Core Modules

module 3 | Activity 3: Principles of assessment

Assessment is important in all healthcare; however, impeccable assessment is extremely important to palliative care because of the pervasiveness and complex nature of the symptoms encountered. The person’s care plan, and any changes that may occur to it, are directly informed by comprehensive and holistic assessments.

Palliative Care Australia [1]

Impeccable assessment

A detailed clinical assessment is essential to ascertain the likely cause of each symptom and to develop an individualised patient-centred management plan.[2] Impeccable assessment involves repeatable, evidence-based, systematic physical and psychosocial/spiritual assessment, leading to early identification and the creation of the resultant care plan.[3]

Impeccable palliative care assessment is:[3, 4]

  • Comprehensive
  • Delivered in a timely way
  • Documented
  • Undertaken frequently
  • Reassessed regularly, and as needed
  • Holistic (includes physical, emotional, social, cultural and spiritual)
  • Inclusive of carers and family’s needs (ie, family and carers should routinely be included in assessment to ensure that they are able to secure the information and support they require to meet their needs).

To undertake a comprehensive evaluation of symptoms you will need to gather data from a range of sources, including:[2, 5]

Conversations with the person and their family
Consider:

  • The person’s description of the symptom including severity and factors that exacerbate or relieve it
  • Whether treatments (pharmacological and non-pharmacological therapy, including complementary therapies) have already been attempted
  • The resulting outcomes of any past treatments
  • The impact of the symptoms on the person and whether other factors influence this impact (including psychosocial concerns)
  • The person’s understanding of their illness, prognosis and how the symptom corresponds with these
  • What the person believes is causing the symptom
  • What is concerning the person about the symptom
  • If there are any other practical concerns that might influence the choice of treatment, including cultural, spiritual and geographical factors
  • The person’s current and intended place of care
  • The person’s expectations of treatment, fears and concerns regarding their illness and their future (such as fear of abandonment).
Physical examination and clinical investigations
Consider:

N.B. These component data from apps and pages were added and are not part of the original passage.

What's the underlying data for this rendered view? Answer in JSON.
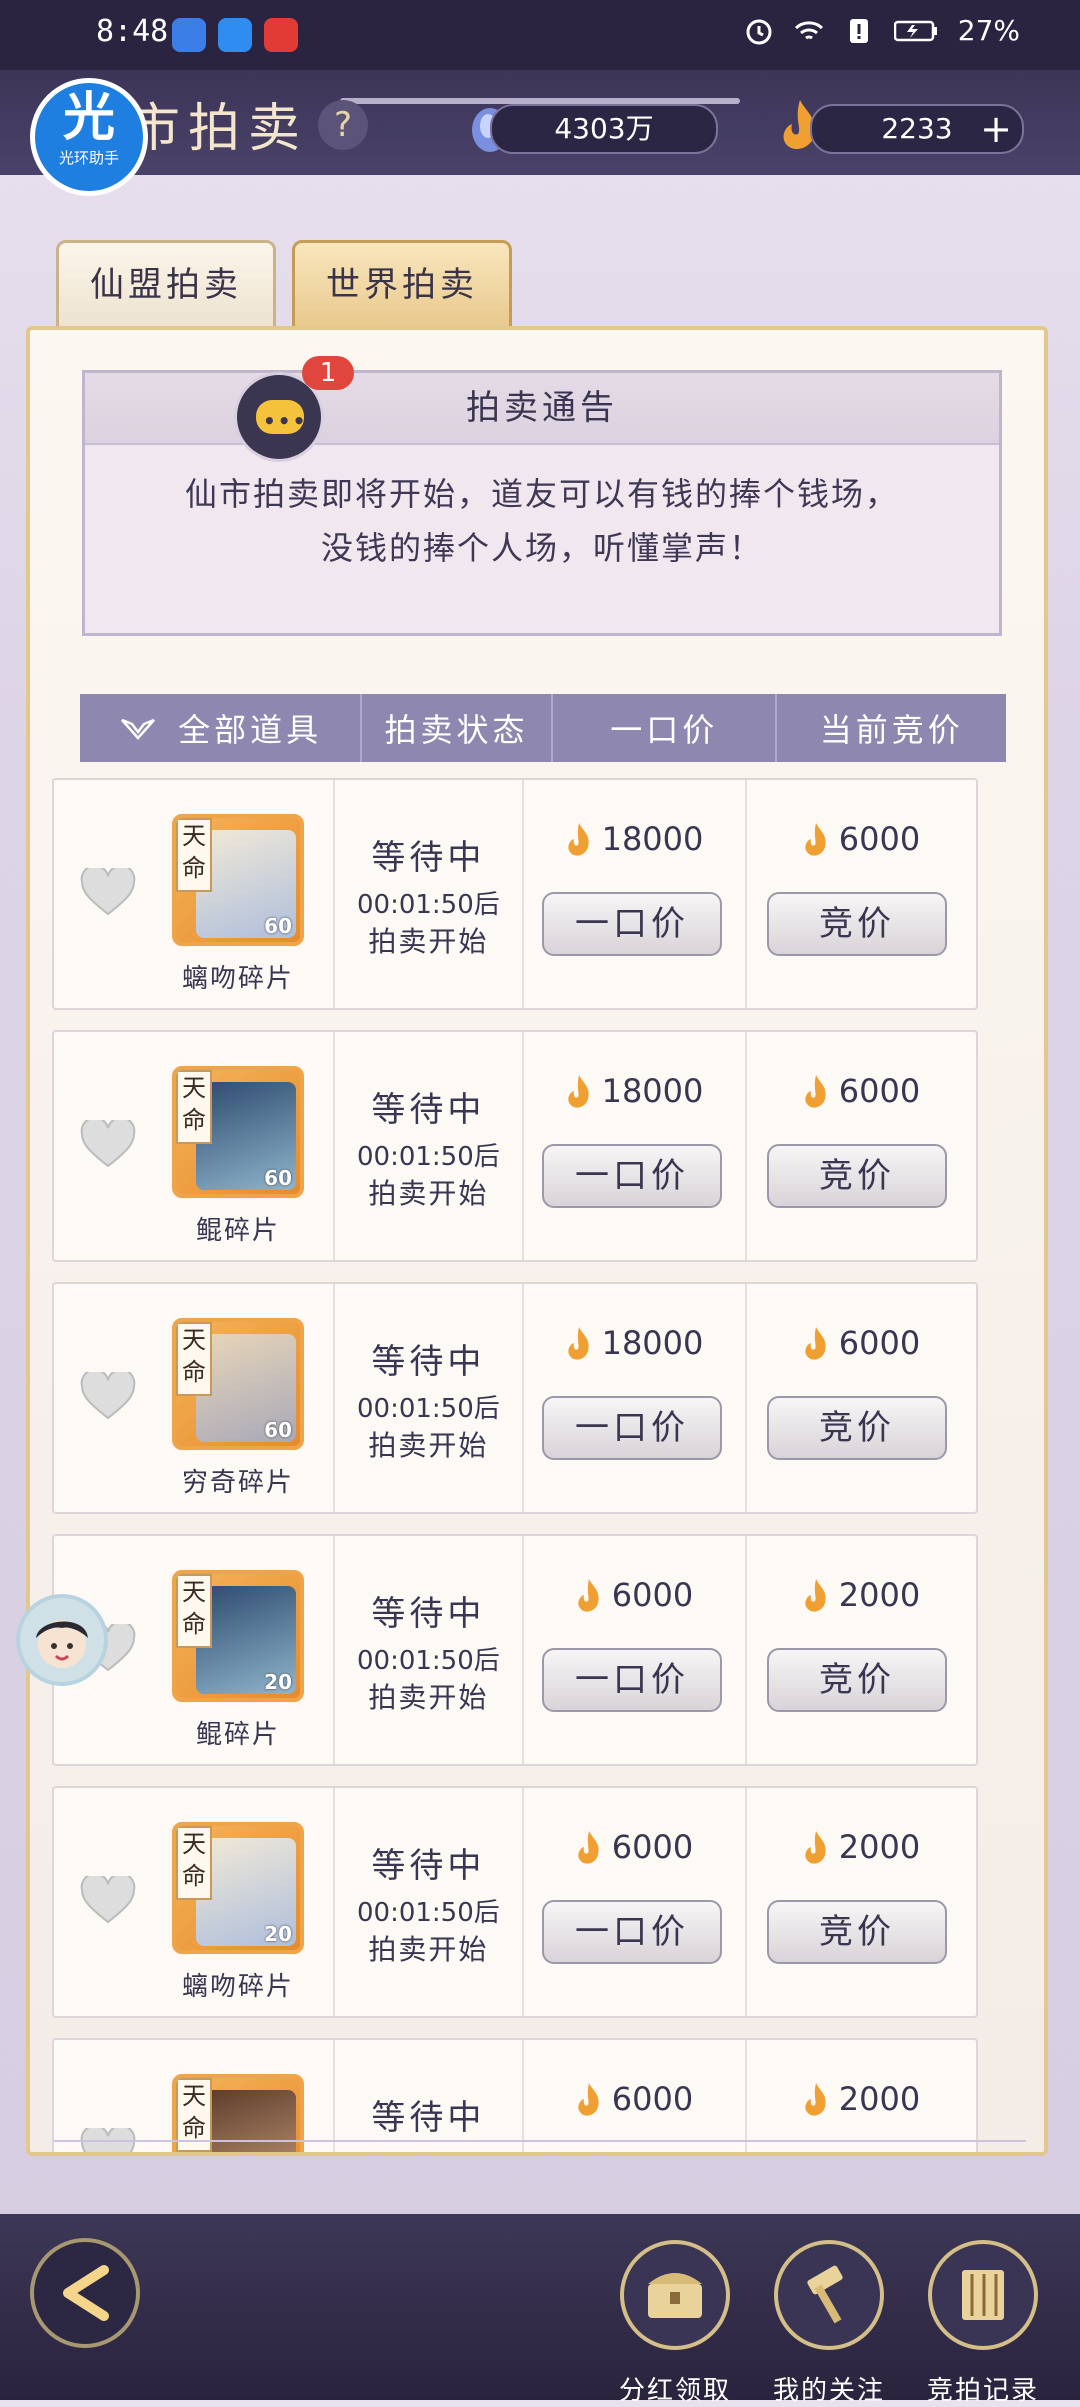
{
  "status_bar": {
    "time": "8:48",
    "battery": "27%"
  },
  "header": {
    "title": "市拍卖",
    "help_label": "?",
    "logo": {
      "big": "光",
      "small": "光环助手"
    },
    "spirit_stone": "4303万",
    "gold": "2233",
    "plus_label": "+"
  },
  "tabs": [
    {
      "label": "仙盟拍卖",
      "active": false
    },
    {
      "label": "世界拍卖",
      "active": true
    }
  ],
  "notice": {
    "title": "拍卖通告",
    "badge": "1",
    "line1": "仙市拍卖即将开始，道友可以有钱的捧个钱场，",
    "line2": "没钱的捧个人场，听懂掌声！"
  },
  "table_header": {
    "col1": "全部道具",
    "col2": "拍卖状态",
    "col3": "一口价",
    "col4": "当前竞价"
  },
  "rows": [
    {
      "tag": "天命",
      "level": "60",
      "name": "螭吻碎片",
      "status": "等待中",
      "time": "00:01:50后",
      "sub": "拍卖开始",
      "buyout": "18000",
      "bid": "6000",
      "buyout_btn": "一口价",
      "bid_btn": "竞价"
    },
    {
      "tag": "天命",
      "level": "60",
      "name": "鲲碎片",
      "status": "等待中",
      "time": "00:01:50后",
      "sub": "拍卖开始",
      "buyout": "18000",
      "bid": "6000",
      "buyout_btn": "一口价",
      "bid_btn": "竞价"
    },
    {
      "tag": "天命",
      "level": "60",
      "name": "穷奇碎片",
      "status": "等待中",
      "time": "00:01:50后",
      "sub": "拍卖开始",
      "buyout": "18000",
      "bid": "6000",
      "buyout_btn": "一口价",
      "bid_btn": "竞价"
    },
    {
      "tag": "天命",
      "level": "20",
      "name": "鲲碎片",
      "status": "等待中",
      "time": "00:01:50后",
      "sub": "拍卖开始",
      "buyout": "6000",
      "bid": "2000",
      "buyout_btn": "一口价",
      "bid_btn": "竞价"
    },
    {
      "tag": "天命",
      "level": "20",
      "name": "螭吻碎片",
      "status": "等待中",
      "time": "00:01:50后",
      "sub": "拍卖开始",
      "buyout": "6000",
      "bid": "2000",
      "buyout_btn": "一口价",
      "bid_btn": "竞价"
    },
    {
      "tag": "天命",
      "level": "",
      "name": "",
      "status": "等待中",
      "time": "",
      "sub": "",
      "buyout": "6000",
      "bid": "2000",
      "buyout_btn": "",
      "bid_btn": ""
    }
  ],
  "bottom": {
    "btn1": "分红领取",
    "btn2": "我的关注",
    "btn3": "竞拍记录"
  },
  "colors": {
    "gold": "#f0a44a",
    "header_bg": "#3c3558",
    "table_head": "#8e87b0"
  }
}
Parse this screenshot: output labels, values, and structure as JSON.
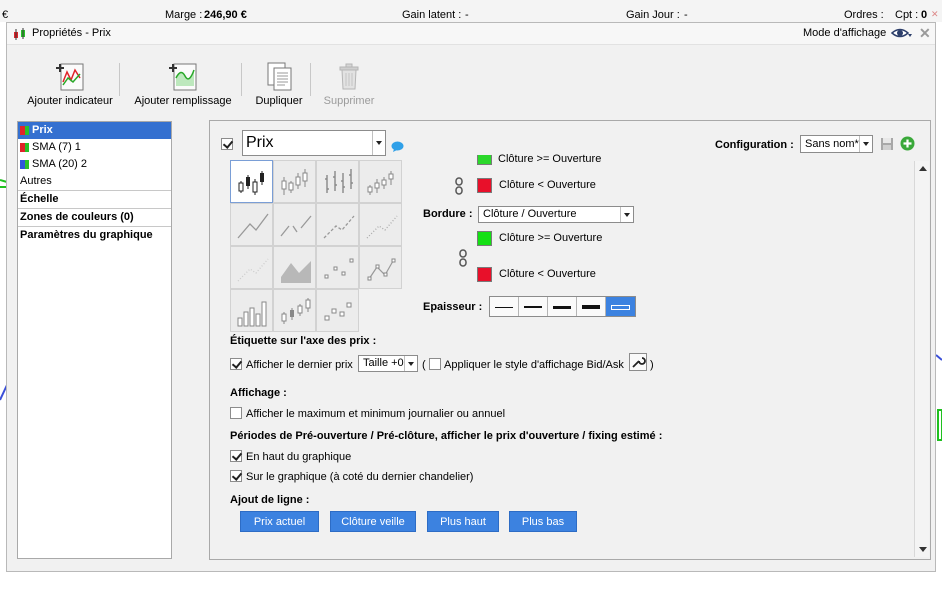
{
  "status": {
    "currency_symbol": "€",
    "margin_label": "Marge :",
    "margin_value": "246,90 €",
    "unrealized_label": "Gain latent :",
    "unrealized_value": "-",
    "day_gain_label": "Gain Jour :",
    "day_gain_value": "-",
    "orders_label": "Ordres :",
    "count_label": "Cpt :",
    "count_value": "0"
  },
  "dialog": {
    "title": "Propriétés - Prix",
    "display_mode": "Mode d'affichage"
  },
  "toolbar": {
    "add_indicator": "Ajouter indicateur",
    "add_fill": "Ajouter remplissage",
    "duplicate": "Dupliquer",
    "delete": "Supprimer"
  },
  "left_panel": {
    "items": [
      {
        "label": "Prix",
        "colors": [
          "#e0242a",
          "#29c229"
        ]
      },
      {
        "label": "SMA (7) 1",
        "colors": [
          "#e0242a",
          "#29c229"
        ]
      },
      {
        "label": "SMA (20) 2",
        "colors": [
          "#2f56d8",
          "#29c229"
        ]
      },
      {
        "label": "Autres"
      }
    ],
    "sections": [
      "Échelle",
      "Zones de couleurs (0)",
      "Paramètres du graphique"
    ]
  },
  "main": {
    "series_select": "Prix",
    "configuration_label": "Configuration :",
    "configuration_value": "Sans nom*",
    "rise_label_top": "Clôture >= Ouverture",
    "fall_label_top": "Clôture < Ouverture",
    "border_label": "Bordure :",
    "border_value": "Clôture / Ouverture",
    "rise_label": "Clôture >= Ouverture",
    "fall_label": "Clôture < Ouverture",
    "thickness_label": "Epaisseur :",
    "colors": {
      "rise": "#2bd82b",
      "fall": "#e8102a",
      "rise_border": "#14e014",
      "fall_border": "#e8102a",
      "accent": "#3c82e0"
    },
    "price_axis_heading": "Étiquette sur l'axe des prix :",
    "show_last_price": "Afficher le dernier prix",
    "size_value": "Taille +0",
    "paren_open": "(",
    "bid_ask_style": "Appliquer le style d'affichage Bid/Ask",
    "paren_close": ")",
    "display_heading": "Affichage :",
    "show_max_min": "Afficher le maximum et minimum journalier ou annuel",
    "preopen_heading": "Périodes de Pré-ouverture / Pré-clôture, afficher le prix d'ouverture / fixing estimé :",
    "top_of_chart": "En haut du graphique",
    "on_chart": "Sur le graphique (à coté du dernier chandelier)",
    "add_line_heading": "Ajout de ligne :",
    "line_buttons": [
      "Prix actuel",
      "Clôture veille",
      "Plus haut",
      "Plus bas"
    ]
  }
}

  • The corresponding clinical examination findings, including the person’s baseline and current functional status
  • Any possible clinical investigations that are required to ascertain the cause of the symptom that will influence decision-making about treatment options
  • Whether the possible pathophysiology and cause(s) of the symptoms are due to illness progression, treatment, medication or concurrent illness.
Observation
Consider:

  • How the person responds to treatment
  • Any changes in the person’s quality of life
  • How treatments affect the overall holistic condition of the person.

The clinical assessment can assist with discovering:[2]

Characteristics of symptoms Characteristics of symptoms includes:

  • Intensity
  • Location
  • Quality
  • Temporal nature
  • Frequency
  • Pattern of disability.
Contributing factors Different causal mechanisms can require different management responses.
Behavioural responses Behavioural responses to the symptoms include the actions that the person is taking to manage or cope with the symptoms.
Meaning of the symptom The meaning of the symptom to the person, including beliefs about the symptom and the effect on the person’s physical, psychological and social wellbeing.

Expert opinion

  1. Why is it important to complete a holistic assessment rather than focus on the physical dimensions of care alone?
  2. List and describe the key principles for undertaking a multidimensional assessment of the symptoms for people with a life-limiting illness.
  3. The palliative care physician in the expert opinion video provides key points on assessing symptoms for people with life-limiting illnesses. Compare the points made by the palliative care physician with those you have identified in Question 1.
  4. Review the current guidelines on heart failure. Describe the clinical history, assessment and investigations you would undertake to assess the causes and effects of breathlessness in people with chronic heart failure.
  5. How are the aetiology and experiences of breathlessness similar or different for people with advanced lung cancer compared with chronic heart failure?
  1. Palliative Care Australia. National Palliative Care Standards. 2018; 5th Edition:[Available from: http://palliativecare.org.au/standards].
  2. Therapeutic Guidelines Ltd, Principles of symptom management in palliative care. 2018: Melbourne.
  3. World Health Organization. Definition of Palliative Care. 2017  [cited 2017 March 13]; Available from: http://www.who.int/cancer/palliative/definition/en/.
  4. Palliative Care Australia, National Standards Assessment Program. Quality Report 2010-2015. 2016, Canberra: Palliative Care Australia.
  5. Chang, V., Approach to symptom assessment in palliative care. UpToDate, 2015.